■ **EXERCISE DESCRIPTION**
Every record should be written out exactly, please.

■ **GIVEN RECORDS**

*** Block opens ***

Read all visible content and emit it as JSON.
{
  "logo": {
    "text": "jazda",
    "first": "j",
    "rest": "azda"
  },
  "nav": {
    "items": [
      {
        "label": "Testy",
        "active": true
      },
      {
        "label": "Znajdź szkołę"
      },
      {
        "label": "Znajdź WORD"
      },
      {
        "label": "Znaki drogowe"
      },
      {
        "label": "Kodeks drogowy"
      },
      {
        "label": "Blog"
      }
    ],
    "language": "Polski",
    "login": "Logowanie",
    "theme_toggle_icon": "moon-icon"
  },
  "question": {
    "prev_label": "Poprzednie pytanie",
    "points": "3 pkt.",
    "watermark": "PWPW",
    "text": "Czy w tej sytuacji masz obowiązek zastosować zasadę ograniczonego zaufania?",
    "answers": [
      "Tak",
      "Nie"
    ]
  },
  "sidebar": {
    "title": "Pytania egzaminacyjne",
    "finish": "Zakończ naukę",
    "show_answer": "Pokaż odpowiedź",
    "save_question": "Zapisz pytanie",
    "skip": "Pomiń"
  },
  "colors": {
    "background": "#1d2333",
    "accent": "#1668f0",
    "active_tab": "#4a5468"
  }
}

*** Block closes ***

■ **SOLVED EXERCISE**
Read all visible content and emit it as JSON.
{
  "logo": {
    "text": "jazda",
    "first": "j",
    "rest": "azda"
  },
  "nav": {
    "items": [
      {
        "label": "Testy",
        "active": true
      },
      {
        "label": "Znajdź szkołę"
      },
      {
        "label": "Znajdź WORD"
      },
      {
        "label": "Znaki drogowe"
      },
      {
        "label": "Kodeks drogowy"
      },
      {
        "label": "Blog"
      }
    ],
    "language": "Polski",
    "login": "Logowanie",
    "theme_toggle_icon": "moon-icon"
  },
  "question": {
    "prev_label": "Poprzednie pytanie",
    "points": "3 pkt.",
    "watermark": "PWPW",
    "text": "Czy w tej sytuacji masz obowiązek zastosować zasadę ograniczonego zaufania?",
    "answers": [
      "Tak",
      "Nie"
    ]
  },
  "sidebar": {
    "title": "Pytania egzaminacyjne",
    "finish": "Zakończ naukę",
    "show_answer": "Pokaż odpowiedź",
    "save_question": "Zapisz pytanie",
    "skip": "Pomiń"
  },
  "colors": {
    "background": "#1d2333",
    "accent": "#1668f0",
    "active_tab": "#4a5468"
  }
}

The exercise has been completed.